Did you know that the Georgia Tech Library has one of the best science fiction collections in the world? With hundreds of books on Afrofuturism, it's another great place to continue learning about the topic. For a more scholarly take on Afrofuturism, you can also check out some of Yaszek and Morris' article publications:


Black Speculative Arts on BBC Radio

Authors Sheree Renée Thomas, Nisi Shawl, Reynaldo Anderson, Andrea Hairston, and Georgia Tech faculty member Susana Morris discuss Afrofuturism and the rise of the Black Speculative Arts movement for BBC radio.

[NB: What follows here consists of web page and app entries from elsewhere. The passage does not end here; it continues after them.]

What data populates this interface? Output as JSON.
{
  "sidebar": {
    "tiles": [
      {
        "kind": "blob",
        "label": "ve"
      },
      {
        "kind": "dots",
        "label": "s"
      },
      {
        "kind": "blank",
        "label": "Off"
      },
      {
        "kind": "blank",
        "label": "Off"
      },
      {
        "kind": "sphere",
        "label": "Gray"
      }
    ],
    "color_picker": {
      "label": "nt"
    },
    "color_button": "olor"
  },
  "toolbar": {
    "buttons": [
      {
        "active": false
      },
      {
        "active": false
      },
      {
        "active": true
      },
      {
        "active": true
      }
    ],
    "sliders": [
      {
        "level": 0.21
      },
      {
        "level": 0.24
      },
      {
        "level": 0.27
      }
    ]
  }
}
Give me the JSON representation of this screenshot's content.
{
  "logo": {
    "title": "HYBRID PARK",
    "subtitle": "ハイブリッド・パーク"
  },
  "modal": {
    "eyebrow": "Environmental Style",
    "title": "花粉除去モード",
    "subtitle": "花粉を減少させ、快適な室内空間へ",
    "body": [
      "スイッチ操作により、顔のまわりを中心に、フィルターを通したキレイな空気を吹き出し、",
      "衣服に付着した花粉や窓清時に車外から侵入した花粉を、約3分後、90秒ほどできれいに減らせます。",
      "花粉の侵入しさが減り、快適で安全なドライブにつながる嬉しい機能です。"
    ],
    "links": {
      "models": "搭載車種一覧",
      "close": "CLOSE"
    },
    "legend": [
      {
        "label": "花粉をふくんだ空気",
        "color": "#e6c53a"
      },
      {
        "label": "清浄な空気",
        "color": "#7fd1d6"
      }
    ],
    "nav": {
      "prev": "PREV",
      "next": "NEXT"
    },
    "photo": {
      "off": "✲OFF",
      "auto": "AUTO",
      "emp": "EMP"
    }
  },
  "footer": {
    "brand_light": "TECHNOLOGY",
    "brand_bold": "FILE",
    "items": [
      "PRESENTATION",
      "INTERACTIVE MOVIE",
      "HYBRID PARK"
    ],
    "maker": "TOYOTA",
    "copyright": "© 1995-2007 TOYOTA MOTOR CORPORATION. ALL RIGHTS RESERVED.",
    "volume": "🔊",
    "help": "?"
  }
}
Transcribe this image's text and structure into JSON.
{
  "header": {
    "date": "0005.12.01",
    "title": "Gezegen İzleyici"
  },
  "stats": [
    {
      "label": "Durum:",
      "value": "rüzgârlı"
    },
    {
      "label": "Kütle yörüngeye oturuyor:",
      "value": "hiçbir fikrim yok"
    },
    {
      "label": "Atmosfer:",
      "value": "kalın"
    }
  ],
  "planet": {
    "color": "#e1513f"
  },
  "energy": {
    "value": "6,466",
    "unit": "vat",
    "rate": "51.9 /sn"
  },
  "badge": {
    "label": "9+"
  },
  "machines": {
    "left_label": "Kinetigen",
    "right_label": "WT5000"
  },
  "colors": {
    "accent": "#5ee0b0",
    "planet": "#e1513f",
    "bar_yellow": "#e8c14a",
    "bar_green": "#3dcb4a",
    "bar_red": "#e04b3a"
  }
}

Afrofuturism and Black Women Representation in Marvel's 'Wakanda Forever' on WABE

Lisa Yaszek and Susana Morris join City Lights host Lois Reitzes to talk about Afrofuturism and the role of women in the new film Wakanda Forever.

Black Feminist Futures Series: Black Women and Theories of the Future

Susana Morris joins a virtual conversation at the Schomburg Center's 10th Annual Black Comic Book Festival about Black women's cultural and academic contributions to Afrofuturism past, present, and future.

Lost Sci-Fi Women Writers on Sci-Fi Talk Podcast

Lisa Yaszek discusses women science fiction writers who were lost in time as their works begin to surface again. 


Georgia Tech's School of Literature, Media, and Communication (LMC) has many courses for students interested in learning more about Afrofuturism and Black media. 

Taught by faculty such as Morris and Black Twitter expert André Brock, current classes include Afrofuturism, Afrofuturism and the Anthropocene, Introduction to Black Media Studies, Blackness, Media, and Meaning-Making, and Introduction to Black Cultural Production. 

For a deeper dive into Afrofuturism, consider completing LMC's Science Fiction Studies or Black Media Studies minor (or both!). You can also join the Earthseed and SciFi Labs to get involved. 


Lisa Yaszek
Regents Professor of Science Fiction Studies at Georgia Tech

Yaszek studies issues of gender, race, and science and technology in science fiction. Her work includes the recovery of lost voices in science fiction history and the discovery of new voices from around the globe.

Susana Morris
Associate Professor of Literature, Media, and Communication at Georgia Tech

Morris is scholar of Black feminism, Black digital media, and Afrofuturism. She is a co-founder of the Crunk Feminists Collective and is working on a book exploring Black women’s relationships to Afrofuturism and feminism.

Nettrice Gaskins
Georgia Tech Digital Media Ph.D. alumna

Gaskins is an artist, author, educator, and researcher. Her AI-generated Afrofuturist art has been displayed at the Smithsonian Arts and Industries Building, Carnegie Hall, and the August Wilson African American Cultural Center among many other exhibitions.